I admit, I’m tired of the commercials where someone gives a family member a new Lexus, and the clattering group that remarks “He got it at Jxxxx.”
We need a bit of a pick-me-up and we’re counting on you. Tell us your Christmas story. Make it good. Heck, make it up if you want.
I’ll start. It was the winter of 1980. I was living in a basement apartment in the Berkshires of Massachusetts, my first Christmas alone (my wife had run off with the town insurance agent, but that’s another story for another day). We were in the grip of a typical western Massachusetts cold snap. The morning air temperature that Christmas morning was -23. I didn’t have a garage.
A car in a garage has a chance of starting at -23; a car high on a hill, exposed to the wind rolling in from New York when it’s -23 has no chance. I was to travel back to the family estate for Christmas.
Click. Click. Click. You know the sound. And Christmas was over. I went back inside to spend the day with the cat, and call the family to tell them I couldn’t make it.
A few hours later, I looked out the window to see the news director at the radio station I worked at (who, as I recall, also volunteered to take my shift that day so I could go back home) — and his father — unraveling some jumper cables. A few minutes later, the car was running, and I was on my way.
Update Here’s another one that just came my way from back East. On my personal blog, I wrote a story about my Springsteenian home town last spring. Specifically, I wrote that my mother mentioned to a “checkout lady” at a grocery store (whom she did not know) that she was in need of someone to mow her lawn. Later that day, the phone rang.
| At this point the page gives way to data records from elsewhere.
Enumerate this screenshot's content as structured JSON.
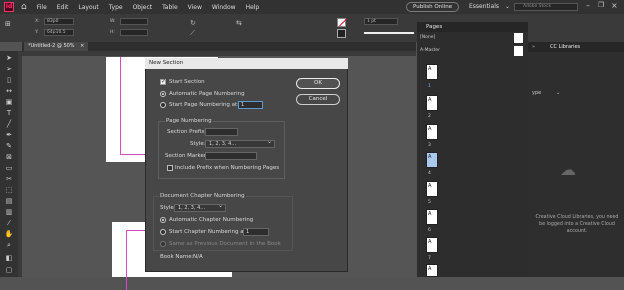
{
  "menubar": {
    "app_icon": "Id",
    "home_icon": "home-icon",
    "items": [
      "File",
      "Edit",
      "Layout",
      "Type",
      "Object",
      "Table",
      "View",
      "Window",
      "Help"
    ],
    "publish_label": "Publish Online",
    "workspace_label": "Essentials",
    "search_placeholder": "Adobe Stock"
  },
  "control_bar": {
    "x_label": "X:",
    "x_value": "83p0",
    "y_label": "Y:",
    "y_value": "64p10.5",
    "w_label": "W:",
    "h_label": "H:",
    "stroke_weight": "1 pt",
    "zoom": "100%"
  },
  "doc_tab": {
    "label": "*Untitled-2 @ 50%",
    "close": "×"
  },
  "pages_panel": {
    "title": "Pages",
    "none_label": "[None]",
    "master_label": "A-Master",
    "pages": [
      "1",
      "2",
      "3",
      "4",
      "5",
      "6",
      "7",
      "8"
    ],
    "selected": [
      1,
      4
    ],
    "marker": "A"
  },
  "cc_libraries": {
    "title": "CC Libraries",
    "type_label": "ype",
    "message": "Creative Cloud Libraries, you need be logged into a Creative Cloud account."
  },
  "dialog": {
    "title": "New Section",
    "start_section": "Start Section",
    "auto_numbering": "Automatic Page Numbering",
    "start_numbering_at": "Start Page Numbering at:",
    "start_value": "1",
    "page_numbering_heading": "Page Numbering",
    "section_prefix_label": "Section Prefix:",
    "section_prefix_value": "",
    "style_label": "Style:",
    "style_value": "1, 2, 3, 4...",
    "section_marker_label": "Section Marker:",
    "section_marker_value": "",
    "include_prefix": "Include Prefix when Numbering Pages",
    "chapter_heading": "Document Chapter Numbering",
    "chapter_style_label": "Style:",
    "chapter_style_value": "1, 2, 3, 4...",
    "auto_chapter": "Automatic Chapter Numbering",
    "start_chapter_at": "Start Chapter Numbering at:",
    "chapter_value": "1",
    "same_as_previous": "Same as Previous Document in the Book",
    "book_name_label": "Book Name:",
    "book_name_value": "N/A",
    "ok_label": "OK",
    "cancel_label": "Cancel"
  }
}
It was the “checkout lady” with a list of recommendations. Cool enough. This morning, my mother sent me an e-mail. There was a knock at the door yesterday. It was the “checkout lady” with “a beautiful basket filled with candy, coffee and cookies.”
When it comes right down to it, you don’t need diamonds and fancy cars to make a Christmas memory.